Deflated in the doorway he wilts, waiting for someone to walk in. He could be busy with possibility, but instead, he is empty with apathy and expectations unmet. He smiles feebly as you walk passed. Of course, you don’t stop. Why would you, to that face?
He’s not your job. You’re job is to eat something delicious and exactly what you feel like in an environment that is alive. He’s making you feel like your job is to make him custom. He doesn’t see this, of course. He blames the weather, the economic climate, the new restaurant next door. Never his wilt.
Trying something new, he puts a waitress in the doorway in his stead. She smiles somewhat less feebly as you walk passed. Says hello. Asks your already accelerating self if you’d like to see a menu. Disappointment looms again – a grey ghost seeping over the shoulders of her efforts towards the street.
They could both be busy with possibility – with chalking a beautiful new menu board, with shining the windows til they are like diamonds, with podding fresh peas from seats out front. But instead, they’re doubling their drab vibe with misplaced niceties and loaded expectation.
Walking by yet again, you think, do you already owe them something? Of course not, which is why you keep walking passed not walking in, towards places that can be explored without pressure, where you can soak in some of the ambience before you commit to a meal. You don’t care if the place is empty, as long as you can explore the menu without their eyes on you.

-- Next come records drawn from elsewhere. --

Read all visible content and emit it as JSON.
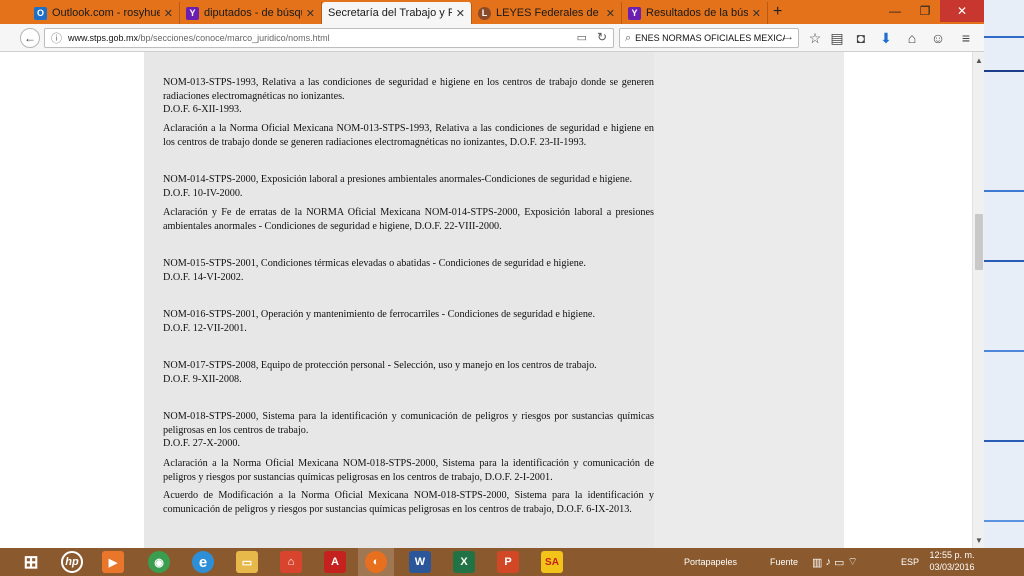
{
  "browser": {
    "tabs": [
      {
        "label": "Outlook.com - rosyhuepa...",
        "icon": "outlook-icon",
        "color": "#1e6fc8",
        "glyph": "O",
        "active": false
      },
      {
        "label": "diputados - de búsqueda",
        "icon": "yahoo-icon",
        "color": "#6b1fb1",
        "glyph": "Y",
        "active": false
      },
      {
        "label": "Secretaría del Trabajo y Previsi...",
        "icon": "page-icon",
        "color": "#ffffff",
        "glyph": "",
        "active": true
      },
      {
        "label": "LEYES Federales de México",
        "icon": "law-site-icon",
        "color": "#8b4a2a",
        "glyph": "L",
        "active": false
      },
      {
        "label": "Resultados de la búsqued...",
        "icon": "yahoo-icon",
        "color": "#6b1fb1",
        "glyph": "Y",
        "active": false
      }
    ],
    "url_domain": "www.stps.gob.mx",
    "url_path": "/bp/secciones/conoce/marco_juridico/noms.html",
    "search_value": "ENES NORMAS OFICIALES MEXICANAS"
  },
  "content": {
    "entries": [
      {
        "paragraphs": [
          "NOM-013-STPS-1993, Relativa a las condiciones de seguridad e higiene en los centros de trabajo donde se generen radiaciones electromagnéticas no ionizantes.",
          "D.O.F. 6-XII-1993."
        ]
      },
      {
        "paragraphs": [
          "Aclaración a la Norma Oficial Mexicana NOM-013-STPS-1993, Relativa a las condiciones de seguridad e higiene en los centros de trabajo donde se generen radiaciones electromagnéticas no ionizantes, D.O.F. 23-II-1993."
        ]
      },
      {
        "paragraphs": [
          "NOM-014-STPS-2000, Exposición laboral a presiones ambientales anormales-Condiciones de seguridad e higiene.",
          "D.O.F. 10-IV-2000."
        ]
      },
      {
        "paragraphs": [
          "Aclaración y Fe de erratas de la NORMA Oficial Mexicana NOM-014-STPS-2000, Exposición laboral a presiones ambientales anormales - Condiciones de seguridad e higiene, D.O.F. 22-VIII-2000."
        ]
      },
      {
        "paragraphs": [
          "NOM-015-STPS-2001, Condiciones térmicas elevadas o abatidas - Condiciones de seguridad e higiene.",
          "D.O.F. 14-VI-2002."
        ]
      },
      {
        "paragraphs": [
          "NOM-016-STPS-2001, Operación y mantenimiento de ferrocarriles - Condiciones de seguridad e higiene.",
          "D.O.F. 12-VII-2001."
        ]
      },
      {
        "paragraphs": [
          "NOM-017-STPS-2008, Equipo de protección personal - Selección, uso y manejo en los centros de trabajo.",
          "D.O.F. 9-XII-2008."
        ]
      },
      {
        "paragraphs": [
          "NOM-018-STPS-2000, Sistema para la identificación y comunicación de peligros y riesgos por sustancias químicas peligrosas en los centros de trabajo.",
          "D.O.F. 27-X-2000."
        ]
      },
      {
        "paragraphs": [
          "Aclaración a la Norma Oficial Mexicana NOM-018-STPS-2000, Sistema para la identificación y comunicación de peligros y riesgos por sustancias químicas peligrosas en los centros de trabajo, D.O.F. 2-I-2001."
        ]
      },
      {
        "paragraphs": [
          "Acuerdo de Modificación a la Norma Oficial Mexicana NOM-018-STPS-2000, Sistema para la identificación y comunicación de peligros y riesgos por sustancias químicas peligrosas en los centros de trabajo, D.O.F. 6-IX-2013."
        ]
      }
    ]
  },
  "taskbar": {
    "apps": [
      {
        "name": "start-button",
        "glyph": "⊞",
        "color": "#8a5a2e"
      },
      {
        "name": "hp-app",
        "glyph": "hp",
        "color": "#8a5a2e"
      },
      {
        "name": "media-app",
        "glyph": "▶",
        "color": "#e9762b"
      },
      {
        "name": "chrome-app",
        "glyph": "◉",
        "color": "#3a9d4f"
      },
      {
        "name": "ie-app",
        "glyph": "e",
        "color": "#2d8fd8"
      },
      {
        "name": "explorer-app",
        "glyph": "▭",
        "color": "#e7b94a"
      },
      {
        "name": "store-app",
        "glyph": "⌂",
        "color": "#d9442f"
      },
      {
        "name": "acrobat-app",
        "glyph": "A",
        "color": "#c5221f"
      },
      {
        "name": "firefox-app",
        "glyph": "◐",
        "color": "#e86f1e"
      },
      {
        "name": "word-app",
        "glyph": "W",
        "color": "#2b579a"
      },
      {
        "name": "excel-app",
        "glyph": "X",
        "color": "#217346"
      },
      {
        "name": "powerpoint-app",
        "glyph": "P",
        "color": "#d24726"
      },
      {
        "name": "sa-app",
        "glyph": "SA",
        "color": "#f2c318"
      }
    ],
    "tray_label": "Portapapeles",
    "tray_label2": "Fuente",
    "lang": "ESP",
    "time": "12:55 p. m.",
    "date": "03/03/2016"
  }
}
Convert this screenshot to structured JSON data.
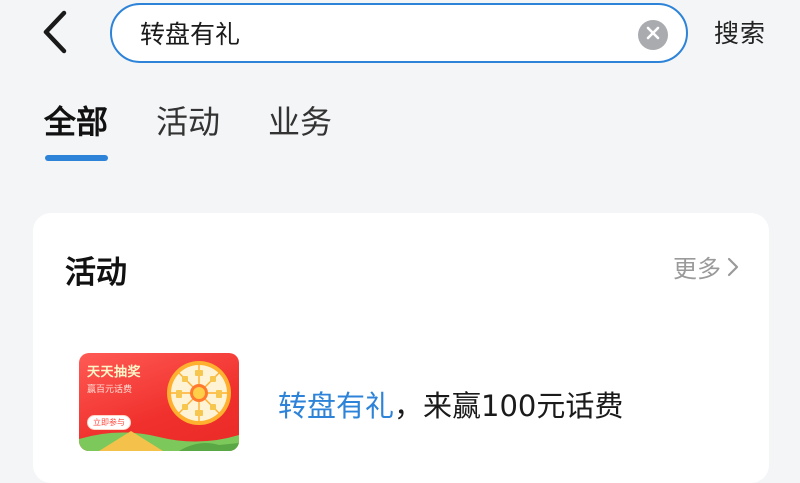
{
  "header": {
    "search_value": "转盘有礼",
    "search_button_label": "搜索"
  },
  "tabs": [
    {
      "label": "全部",
      "active": true
    },
    {
      "label": "活动",
      "active": false
    },
    {
      "label": "业务",
      "active": false
    }
  ],
  "activity_section": {
    "title": "活动",
    "more_label": "更多",
    "items": [
      {
        "title_highlight": "转盘有礼",
        "title_rest": "，来赢100元话费",
        "thumbnail": {
          "title": "天天抽奖",
          "subtitle": "赢百元话费",
          "button_label": "立即参与"
        }
      }
    ]
  },
  "colors": {
    "accent": "#2d83d8",
    "background": "#f4f5f7",
    "card": "#ffffff",
    "thumbnail_red": "#f0302c"
  },
  "icons": {
    "back": "chevron-left-icon",
    "clear": "clear-circle-icon",
    "more": "chevron-right-icon"
  }
}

You may not owe them anything, but you certainly don’t want to be the target of their disappointment.
I, too, have fears that the custom won’t come in. And I actively attempt to make it my problem, not theirs. So, I try to begin my relationship with strangers walking by as accidental encounters. Not with expectations that they will stay, but with a hose in my hand in the front garden, or dirt under my nails repotting some figs. I disarm them with my complete involvement in making my space beautiful enough that someone (not them of course), but someone, would be crazy not to sit down. Clean your windows if you’re anxious. Doesn’t matter if you did it this morning, do it again. Polish cutlery with gusto, redo your signs, but don’t, whatever you do, wait.